By Megan Bianco
Eight years ago, a fascinating documentary titled The Rape of Europa chronicled the work of a small platoon of historians and curators who attempted to rescue a number of timeless art being destroyed by the Nazis throughout Europe.
The documentary received much acclaim. Last year, George Clooney got a surge of inspiration to shoot his own screen adaptation of the story with his usual collaborators, as well as some new ones, in The Monuments Men.
The onscreen platoon includes Americans Frank Stokes (Clooney), James Granger (Matt Damon), Richard Campbell (Bill Murray), Walter Garfield (John Goodman), Preston Savitz (Bob Balaban), Frenchman Jean Claude Clermont (Jean Dujardin) and Brit Donald Jeffries (Hugh Bonneville), with the help of French rebellion member Claire Simone (Cate Blanchett) to save art history in 1943 France.
Taglines for the film hail it as “the greatest heist of all time.”
Audiences might notice that the film is almost like a WWII version of Ocean’s Eleven, but the ensemble seeks art instead of money and Blanchett is the female role instead of Julia Roberts.

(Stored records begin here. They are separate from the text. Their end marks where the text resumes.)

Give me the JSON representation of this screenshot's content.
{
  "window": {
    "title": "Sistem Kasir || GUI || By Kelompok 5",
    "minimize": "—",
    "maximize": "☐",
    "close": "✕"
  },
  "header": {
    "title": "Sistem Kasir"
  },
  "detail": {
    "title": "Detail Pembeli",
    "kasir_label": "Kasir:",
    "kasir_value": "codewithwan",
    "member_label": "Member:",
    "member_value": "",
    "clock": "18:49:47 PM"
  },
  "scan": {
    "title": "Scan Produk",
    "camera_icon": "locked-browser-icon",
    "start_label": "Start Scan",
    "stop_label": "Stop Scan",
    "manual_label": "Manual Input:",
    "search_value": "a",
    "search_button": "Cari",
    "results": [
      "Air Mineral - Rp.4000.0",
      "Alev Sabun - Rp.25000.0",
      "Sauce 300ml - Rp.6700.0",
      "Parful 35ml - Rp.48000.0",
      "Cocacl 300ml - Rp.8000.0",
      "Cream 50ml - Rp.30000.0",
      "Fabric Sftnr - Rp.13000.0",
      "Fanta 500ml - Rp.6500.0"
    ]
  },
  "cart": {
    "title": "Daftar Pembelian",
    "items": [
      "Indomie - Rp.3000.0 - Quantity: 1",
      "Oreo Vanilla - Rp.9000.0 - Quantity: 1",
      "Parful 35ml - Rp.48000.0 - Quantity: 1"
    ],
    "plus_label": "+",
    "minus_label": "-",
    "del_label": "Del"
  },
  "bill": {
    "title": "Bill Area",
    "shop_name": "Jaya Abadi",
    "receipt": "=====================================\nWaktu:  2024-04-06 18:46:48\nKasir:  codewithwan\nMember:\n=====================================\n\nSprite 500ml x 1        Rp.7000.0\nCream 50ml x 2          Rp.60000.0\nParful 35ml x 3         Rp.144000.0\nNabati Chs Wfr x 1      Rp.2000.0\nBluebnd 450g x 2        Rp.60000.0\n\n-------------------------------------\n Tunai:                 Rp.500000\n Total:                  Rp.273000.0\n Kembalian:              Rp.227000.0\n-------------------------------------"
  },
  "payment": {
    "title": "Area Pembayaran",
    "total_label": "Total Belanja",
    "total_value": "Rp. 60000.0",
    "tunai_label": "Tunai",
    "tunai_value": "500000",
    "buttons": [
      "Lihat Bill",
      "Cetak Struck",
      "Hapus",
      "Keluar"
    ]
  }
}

Many of the actors have collaborated before and seem to have kept their celluloid chemistry intact. But while Clooney’s new biopic is fun and lighthearted, it doesn’t keep us as intrigued as Europa or entertained as Eleven, due to a lack of heart and genuine thrills.